Today I have the first television interview with Jeff Greene, a Beverly Hills real estate mogul who single-handedly shorted subprime. His $50 million investment is up tenfold, to $500,000,000. He is apparently the first individual investor to do such a trade.
I met Greene at his 40,000 square foot estate on 27 acres off Coldwater Canyon. He took me by surprise--a nice, smart, focused and somewhat eccentric man of contrasts. He is someone who lives large, but always expects the worst. He's ostentatious, yet can't shake his New England sense of modesty.
As you can see from the television interview segments posted here (more coming through the day), Greene tells his story of working his way up from nothing to something, then nearly losing it all in the housing bust of the '90s. After rebuilding his portfolio, he vowed not to get burned again. "Every year I'd go into a mini-panic mode," he told me, "and think 'I need to protect myself.'" Greene says that two years ago, he asked a friend, hedge fund manager John Paulson, about a hedge. Paulson said he was starting a fund to short subprime bonds through credit default swaps. "I asked him, 'John, can I do this on my own?'" He says Paulson told him, "You won't get approved.'"
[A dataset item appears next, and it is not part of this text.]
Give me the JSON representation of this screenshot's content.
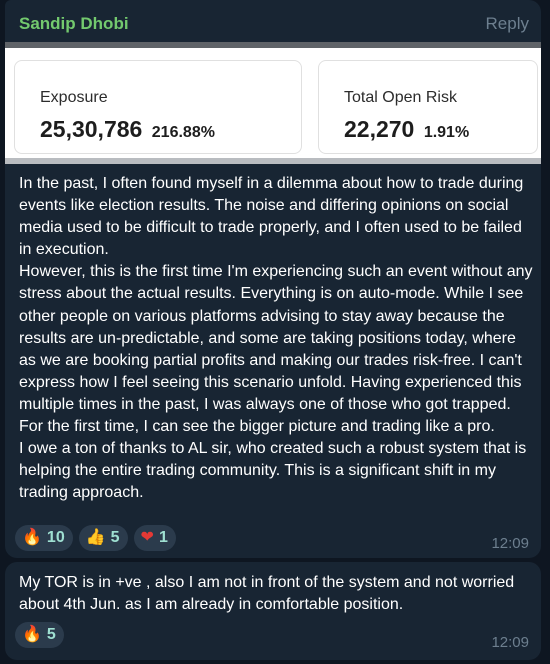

Greene tried anyway, finally convincing Merrill Lynch and JP Morganto let him short bonds backed by risky mortgages through these swaps. It took a lot of convincing. But it has paid off handsomely, though it may have cost him a friendship--he and Paulson are no longer talking. When we asked Paulson to talk to us about Greene, we were given a firm "no comment."